##### TASK MATERIAL #####

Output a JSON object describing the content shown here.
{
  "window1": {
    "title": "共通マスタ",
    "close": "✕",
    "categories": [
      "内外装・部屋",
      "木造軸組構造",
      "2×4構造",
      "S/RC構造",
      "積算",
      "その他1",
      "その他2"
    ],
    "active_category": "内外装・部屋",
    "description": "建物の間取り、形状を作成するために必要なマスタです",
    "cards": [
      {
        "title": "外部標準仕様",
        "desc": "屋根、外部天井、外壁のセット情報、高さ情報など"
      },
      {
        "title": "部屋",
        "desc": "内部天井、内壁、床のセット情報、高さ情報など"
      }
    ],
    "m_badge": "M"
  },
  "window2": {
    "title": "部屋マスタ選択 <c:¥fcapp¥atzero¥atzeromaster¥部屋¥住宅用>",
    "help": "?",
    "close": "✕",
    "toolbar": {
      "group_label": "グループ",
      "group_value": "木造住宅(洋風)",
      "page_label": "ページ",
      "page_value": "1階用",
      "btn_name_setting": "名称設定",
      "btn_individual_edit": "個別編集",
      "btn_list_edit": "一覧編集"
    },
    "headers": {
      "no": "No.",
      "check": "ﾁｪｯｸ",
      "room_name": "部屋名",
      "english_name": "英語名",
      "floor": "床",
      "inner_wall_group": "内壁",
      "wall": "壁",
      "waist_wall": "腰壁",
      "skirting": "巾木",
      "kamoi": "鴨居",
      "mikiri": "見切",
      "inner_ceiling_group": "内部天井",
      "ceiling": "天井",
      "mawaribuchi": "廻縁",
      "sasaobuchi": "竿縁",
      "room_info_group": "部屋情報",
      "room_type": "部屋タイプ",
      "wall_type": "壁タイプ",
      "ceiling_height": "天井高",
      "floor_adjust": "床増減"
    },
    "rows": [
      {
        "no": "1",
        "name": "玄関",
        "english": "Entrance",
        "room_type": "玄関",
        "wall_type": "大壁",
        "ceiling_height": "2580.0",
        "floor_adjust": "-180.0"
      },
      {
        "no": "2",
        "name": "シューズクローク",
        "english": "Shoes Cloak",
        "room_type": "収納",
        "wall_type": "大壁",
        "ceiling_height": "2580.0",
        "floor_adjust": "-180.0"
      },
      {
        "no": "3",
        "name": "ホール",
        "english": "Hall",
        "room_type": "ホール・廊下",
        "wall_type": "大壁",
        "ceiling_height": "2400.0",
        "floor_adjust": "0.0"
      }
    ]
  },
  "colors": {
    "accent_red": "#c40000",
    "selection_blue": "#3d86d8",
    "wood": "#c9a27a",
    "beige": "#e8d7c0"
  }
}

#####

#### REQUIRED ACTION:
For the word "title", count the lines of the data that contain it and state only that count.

#### TASK RESPONSE:
4